Thursday, September 5, 2013

Bateman challenges students to embrace liberal arts and pursue social justice in convocation

Randolph College rang in the new academic year on Tuesday with the largest first-year class in 28 years, a new president, and an audience of energized, cheering students, faculty, and staff. Smith Hall Theatre was filled with the traditional cheering and celebrating by the seniors and their sister class, the sophomores.

“This is absolutely the liveliest opening convocation I’ve ever been in, without a doubt,” said Randolph President Bradley W. Bateman.

Though the College faced challenges during its transition to coeducation, Bateman told the enthusiastic audience that it was a new day for Randolph College. “It's an exciting time to be behind the Red Brick Wall, and I think that this is an important moment in our history,” he said. “As a college, now is the time to define who we are and what we will be in the world.”

Jim Kwon ’14, student government president, compared the new school year to a journey, complete with goals, fun, but also bumps in the road. But it is worth the trip.

He reminded his fellow students of the great accomplishments of the College’s faculty, alumnae, and alumni. “This year, I would like to challenge Randolph to not only follow the footsteps of our great legacy, but perhaps outperform the legacy that we are proud of,” Kwon said.

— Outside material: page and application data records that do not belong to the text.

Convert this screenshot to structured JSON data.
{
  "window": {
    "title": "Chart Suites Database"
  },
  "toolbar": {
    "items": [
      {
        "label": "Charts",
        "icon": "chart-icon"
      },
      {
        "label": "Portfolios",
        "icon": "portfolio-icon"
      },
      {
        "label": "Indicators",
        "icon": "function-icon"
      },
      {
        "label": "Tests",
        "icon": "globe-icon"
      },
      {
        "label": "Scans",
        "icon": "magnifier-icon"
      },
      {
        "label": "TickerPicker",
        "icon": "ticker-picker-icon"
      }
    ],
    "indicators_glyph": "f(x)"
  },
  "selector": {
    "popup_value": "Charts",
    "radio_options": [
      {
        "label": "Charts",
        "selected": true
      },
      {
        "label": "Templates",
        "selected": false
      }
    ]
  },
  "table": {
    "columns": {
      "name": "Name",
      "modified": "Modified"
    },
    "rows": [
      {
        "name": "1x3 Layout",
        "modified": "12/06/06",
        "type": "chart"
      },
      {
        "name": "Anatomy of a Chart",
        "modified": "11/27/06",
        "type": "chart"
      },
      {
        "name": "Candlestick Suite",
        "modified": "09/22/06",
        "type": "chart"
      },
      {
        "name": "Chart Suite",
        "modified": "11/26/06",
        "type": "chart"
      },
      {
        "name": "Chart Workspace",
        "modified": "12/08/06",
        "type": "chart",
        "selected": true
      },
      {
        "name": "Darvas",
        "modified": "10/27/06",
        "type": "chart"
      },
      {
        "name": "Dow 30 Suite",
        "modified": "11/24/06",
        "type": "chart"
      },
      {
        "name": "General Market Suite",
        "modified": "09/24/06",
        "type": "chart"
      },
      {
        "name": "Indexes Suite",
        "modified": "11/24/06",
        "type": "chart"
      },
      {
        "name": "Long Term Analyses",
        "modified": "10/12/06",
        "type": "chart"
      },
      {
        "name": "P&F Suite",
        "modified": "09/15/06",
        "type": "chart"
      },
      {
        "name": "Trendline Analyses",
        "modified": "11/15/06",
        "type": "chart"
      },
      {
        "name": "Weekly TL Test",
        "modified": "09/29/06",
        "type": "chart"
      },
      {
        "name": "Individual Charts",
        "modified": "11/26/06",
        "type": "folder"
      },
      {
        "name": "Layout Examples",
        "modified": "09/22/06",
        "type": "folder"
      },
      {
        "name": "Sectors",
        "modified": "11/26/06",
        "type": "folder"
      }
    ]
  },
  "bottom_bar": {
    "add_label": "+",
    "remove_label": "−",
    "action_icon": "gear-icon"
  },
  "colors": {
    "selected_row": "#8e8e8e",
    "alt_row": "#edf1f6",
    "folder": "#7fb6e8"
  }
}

Bateman challenged Randolph students to embrace the full experience of a liberal arts education like other Randolph students who went before them. “I don’t think there’s ever been a time when this kind of education has been more important,” he said.

Because of the economic transitions the world is experiencing, having a broad education and being adaptable are essential, he said. “We train people to think well, to communicate clearly, to work together in small groups. These are exactly the skills that are necessary in order to succeed in the world.”

The College prepares students for lives beyond their careers, Bateman said. “It prepares you for public service, and it prepares you for the pursuit of social justice.”

Bateman became emotional as he recounted how small, private liberal arts colleges have helped address difficult questions in American society and promoted freedom and equality for more people. He honored Randolph’s history as Randolph-Macon Woman’s College, acknowledging the institution’s role in promoting women’s rights and its students efforts in the Civil Rights Movement.

But the fight for social justice and equality is not done. “There’s a lot of large work left to be done in the world, and what I really want to do today is call you to that work,” he said. “You will have many, many chances in your work, regardless of what you do, to make a difference, to speak out against wrong and to ask other people to do the right thing.”

Bateman encouraged them to promote equal rights and dignity for gays and lesbians, combat anti-intellectualism and the denial of science, and work to end poverty and hunger.

“I won't question your party affiliation, I won't question the ways that you want to get to social justice. We define that many different ways,” he said. “But the problems in the world that we face are clear, and you can’t turn your back on them. I believe that this faculty and your education will not let you do that.”

“All of us have a chance to leave our mark on Randolph College this year,” he added. “I hope you share my excitement in all that we can accomplish.”

Hear Bateman’s remarks here: